The green beans occupy just a small corner of the plastic plate, barely visible next to the pile of mac and cheese, but Casey spots the veggies right away, and an impish smile indicates that this three-year-old is ready for battle.
“That’s yuck,” he says.
I’m ready to go mano a kiddo, not because I’m a glutton for punishment, but because I know he eats some vegetables at school. He not only eats them, he helps plant and harvest them. That’s thanks to the Farm to School program run by the Wylde Center and City Schools of Decatur.
The program is part of a nationwide effort to improve student nutrition by connecting schools to local farms and teaching children about healthy food, farming, and gardening. Such programs are in place in all fifty states and in forty of Georgia’s school districts. Decatur’s version, which started in 2009, is a standout, says Erin Croom, director for Georgia Organics’ Farm to School Program, which helps implement school initiatives statewide.
“Decatur was the first school system in Georgia to adopt a comprehensive, system-wide program,” Croom says. “There are a lot of schools and districts doing certain components, but Decatur has implemented elements in every one of its schools.”
My son’s school, College Heights Childhood Early Learning Center on McDonough Street in Oakhurst, operates a sizable garden with several beds that have yielded such crops as sweet potatoes and collards. The children dig in the dirt, help plant the seeds, water the vegetables, and assist in harvesting them. The best stuff finds its way onto students’ plates—and into the curriculum.

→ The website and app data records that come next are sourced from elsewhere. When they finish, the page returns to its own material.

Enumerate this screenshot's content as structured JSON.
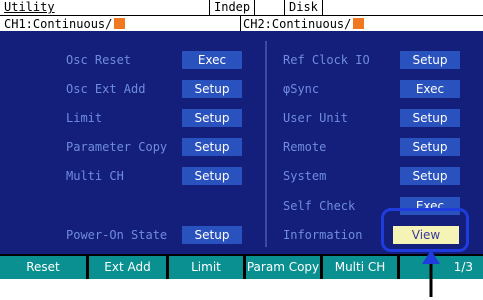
{
  "header": {
    "title": "Utility",
    "tab_indep": "Indep",
    "tab_disk": "Disk"
  },
  "channels": {
    "ch1": "CH1:Continuous/",
    "ch2": "CH2:Continuous/",
    "indicator_color": "#f07820"
  },
  "left_items": [
    {
      "label": "Osc Reset",
      "button": "Exec"
    },
    {
      "label": "Osc Ext Add",
      "button": "Setup"
    },
    {
      "label": "Limit",
      "button": "Setup"
    },
    {
      "label": "Parameter Copy",
      "button": "Setup"
    },
    {
      "label": "Multi CH",
      "button": "Setup"
    },
    {
      "label": "Power-On State",
      "button": "Setup"
    }
  ],
  "right_items": [
    {
      "label": "Ref Clock IO",
      "button": "Setup"
    },
    {
      "label": "φSync",
      "button": "Exec"
    },
    {
      "label": "User Unit",
      "button": "Setup"
    },
    {
      "label": "Remote",
      "button": "Setup"
    },
    {
      "label": "System",
      "button": "Setup"
    },
    {
      "label": "Self Check",
      "button": "Exec"
    },
    {
      "label": "Information",
      "button": "View"
    }
  ],
  "softkeys": [
    "Reset",
    "Ext Add",
    "Limit",
    "Param Copy",
    "Multi CH",
    "1/3"
  ],
  "colors": {
    "panel": "#141f7c",
    "button": "#2a52be",
    "label": "#6f8cdc",
    "softkey": "#0a9090",
    "highlight": "#1f3cde",
    "view_button": "#f6f3b6"
  }
}
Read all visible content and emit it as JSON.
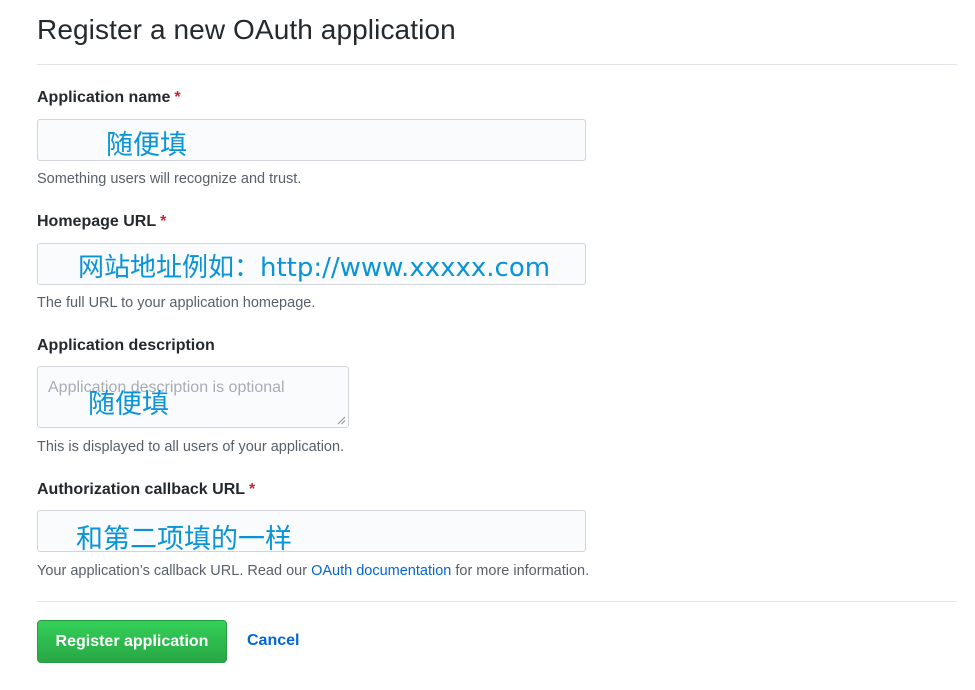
{
  "page": {
    "title": "Register a new OAuth application"
  },
  "fields": {
    "app_name": {
      "label": "Application name",
      "required_mark": "*",
      "annotation": "随便填",
      "help": "Something users will recognize and trust."
    },
    "homepage_url": {
      "label": "Homepage URL",
      "required_mark": "*",
      "annotation": "网站地址例如：http://www.xxxxx.com",
      "help": "The full URL to your application homepage."
    },
    "description": {
      "label": "Application description",
      "placeholder": "Application description is optional",
      "annotation": "随便填",
      "help": "This is displayed to all users of your application."
    },
    "callback_url": {
      "label": "Authorization callback URL",
      "required_mark": "*",
      "annotation": "和第二项填的一样",
      "help_before": "Your application’s callback URL. Read our ",
      "help_link": "OAuth documentation",
      "help_after": " for more information."
    }
  },
  "actions": {
    "register_label": "Register application",
    "cancel_label": "Cancel"
  },
  "colors": {
    "primary_button": "#2ea44f",
    "link": "#0366d6",
    "required": "#cb2431",
    "annotation": "#0a94d8"
  },
  "icons": {
    "textarea_resize": "resize-handle-icon"
  }
}
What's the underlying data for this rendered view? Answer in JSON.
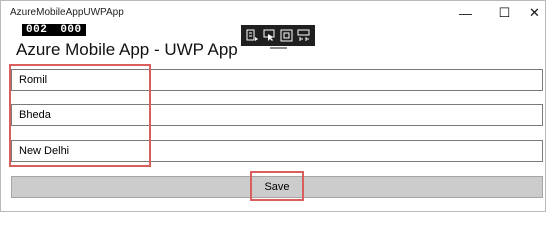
{
  "window": {
    "title": "AzureMobileAppUWPApp",
    "minimize_glyph": "—",
    "maximize_glyph": "☐",
    "close_glyph": "✕"
  },
  "frame_counter": {
    "left": "002",
    "right": "000"
  },
  "debug_toolbar": {
    "icons": [
      "live-visual-tree-icon",
      "select-element-icon",
      "display-layout-adorners-icon",
      "track-focus-icon"
    ]
  },
  "app": {
    "heading": "Azure Mobile App - UWP App",
    "fields": [
      {
        "value": "Romil"
      },
      {
        "value": "Bheda"
      },
      {
        "value": "New Delhi"
      }
    ],
    "save_label": "Save"
  },
  "colors": {
    "highlight": "#d95f5f",
    "button_bg": "#cccccc",
    "debug_bar_bg": "#1f1f1f"
  }
}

The program focuses on four Cs: cafeteria (buying locally), classroom (connecting the curriculum to gardening, food, and farming education), culinary (hands-on food activities), and community (field trips to farms and other community resources). “Decatur is doing a great job meeting all four Cs,” Croom says. “The school system is involved on every level.”

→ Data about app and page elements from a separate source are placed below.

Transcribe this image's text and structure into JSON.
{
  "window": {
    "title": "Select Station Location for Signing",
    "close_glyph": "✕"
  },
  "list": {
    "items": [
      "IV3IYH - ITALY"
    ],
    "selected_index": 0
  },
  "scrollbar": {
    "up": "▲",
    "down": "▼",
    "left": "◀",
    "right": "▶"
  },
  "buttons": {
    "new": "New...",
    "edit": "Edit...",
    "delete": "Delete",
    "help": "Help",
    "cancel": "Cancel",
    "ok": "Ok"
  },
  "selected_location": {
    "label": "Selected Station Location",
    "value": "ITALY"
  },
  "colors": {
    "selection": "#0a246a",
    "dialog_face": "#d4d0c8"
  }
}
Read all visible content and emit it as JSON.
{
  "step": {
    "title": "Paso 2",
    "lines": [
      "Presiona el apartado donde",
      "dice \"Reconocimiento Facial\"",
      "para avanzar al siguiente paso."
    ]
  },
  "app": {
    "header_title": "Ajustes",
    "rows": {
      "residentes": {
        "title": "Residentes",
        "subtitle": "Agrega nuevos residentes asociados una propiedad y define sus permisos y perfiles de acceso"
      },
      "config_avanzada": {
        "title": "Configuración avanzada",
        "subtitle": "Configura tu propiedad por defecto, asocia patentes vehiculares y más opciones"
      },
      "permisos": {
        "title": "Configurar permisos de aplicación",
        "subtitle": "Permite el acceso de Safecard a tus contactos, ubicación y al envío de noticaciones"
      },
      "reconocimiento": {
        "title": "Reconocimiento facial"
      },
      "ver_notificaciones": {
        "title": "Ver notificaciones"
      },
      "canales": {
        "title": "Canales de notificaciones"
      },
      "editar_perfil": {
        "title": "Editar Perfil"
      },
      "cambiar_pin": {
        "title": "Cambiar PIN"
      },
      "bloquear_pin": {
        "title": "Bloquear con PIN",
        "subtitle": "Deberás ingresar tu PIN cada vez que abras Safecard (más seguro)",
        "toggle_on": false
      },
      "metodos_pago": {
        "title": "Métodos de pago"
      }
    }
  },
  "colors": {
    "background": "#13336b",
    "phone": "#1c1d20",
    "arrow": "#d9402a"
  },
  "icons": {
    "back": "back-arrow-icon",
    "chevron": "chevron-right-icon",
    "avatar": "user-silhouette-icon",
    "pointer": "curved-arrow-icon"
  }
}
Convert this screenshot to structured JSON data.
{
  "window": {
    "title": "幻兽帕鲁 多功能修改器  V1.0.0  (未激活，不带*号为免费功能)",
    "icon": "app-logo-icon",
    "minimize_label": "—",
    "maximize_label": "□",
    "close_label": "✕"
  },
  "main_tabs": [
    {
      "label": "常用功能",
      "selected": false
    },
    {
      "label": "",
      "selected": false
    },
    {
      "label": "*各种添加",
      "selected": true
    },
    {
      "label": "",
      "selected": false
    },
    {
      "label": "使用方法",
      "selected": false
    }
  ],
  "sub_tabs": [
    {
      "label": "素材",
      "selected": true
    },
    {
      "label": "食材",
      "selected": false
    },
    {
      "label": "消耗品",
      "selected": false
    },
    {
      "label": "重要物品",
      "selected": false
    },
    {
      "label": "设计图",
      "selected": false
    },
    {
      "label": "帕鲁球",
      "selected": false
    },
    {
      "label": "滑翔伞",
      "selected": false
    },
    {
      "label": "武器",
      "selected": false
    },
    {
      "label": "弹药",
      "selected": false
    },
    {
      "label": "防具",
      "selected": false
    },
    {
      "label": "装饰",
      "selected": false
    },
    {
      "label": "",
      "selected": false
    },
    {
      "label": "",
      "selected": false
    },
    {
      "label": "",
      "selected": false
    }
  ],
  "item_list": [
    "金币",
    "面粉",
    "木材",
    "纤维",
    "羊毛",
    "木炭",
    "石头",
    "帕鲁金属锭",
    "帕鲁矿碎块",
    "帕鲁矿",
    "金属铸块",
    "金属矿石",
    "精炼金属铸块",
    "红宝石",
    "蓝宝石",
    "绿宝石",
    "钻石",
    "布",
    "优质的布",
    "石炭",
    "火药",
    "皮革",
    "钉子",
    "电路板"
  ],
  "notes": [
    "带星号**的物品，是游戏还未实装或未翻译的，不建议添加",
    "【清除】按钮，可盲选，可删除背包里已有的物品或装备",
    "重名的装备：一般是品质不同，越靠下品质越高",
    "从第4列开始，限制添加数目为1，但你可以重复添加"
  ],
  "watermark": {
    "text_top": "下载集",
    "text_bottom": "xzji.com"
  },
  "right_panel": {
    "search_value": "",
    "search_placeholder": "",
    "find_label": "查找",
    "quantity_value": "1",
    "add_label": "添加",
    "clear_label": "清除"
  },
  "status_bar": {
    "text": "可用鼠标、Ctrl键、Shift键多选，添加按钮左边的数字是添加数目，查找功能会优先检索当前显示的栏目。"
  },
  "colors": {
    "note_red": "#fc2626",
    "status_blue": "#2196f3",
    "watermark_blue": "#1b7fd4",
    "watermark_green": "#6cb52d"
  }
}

Coordinating the effort is Decatur’s Wylde Center (based in what formerly was called the Oakhurst Community Garden), which teaches environmental awareness through gardening and outdoor education. In one component of the program, produce grown in the individual schools’ gardens is used as a teaching tool—then later harvested for a system-wide taste test.
Take turnips, the focus of one planting season. Some of the students at College Heights made posters with five fun facts about the root vegetable. (Did you know the first jack-o’-lanterns were carved out of turnips? I did not.) They tasted the turnips, then—in the case of the youngest kids— registered their pleasure or dislike by choosing a slip of paper with either a smiley face or a sad face and placing it into a bucket. Astonishingly, more than 78 percent of the children responded to turnips with smiles.
“The average Decatur student knows what spinach is and where it comes from, and that impacts whether they are going to eat it or not,” Croom says. “That’s a direct impact of Decatur’s dedication to the Farm to School Program.”
While such success might not be a complete surprise in a place like the City of Decatur—known for its crunchy-liberal population and its small (4,200-student) school system—Farm to School programs have also been implemented in larger, more socioeconomically diverse systems.
In Cobb County’s 106,000-student district, for example, schools feature a fresh, locally grown fruit or vegetable on their cafeteria menus every month, highlighting the farm of origin. Georgia-grown squash was September’s featured veggie.
“Any school district can participate in this program on some level,” Croom says. “Every bit helps.”
This article originally appeared in our November 2013 issue.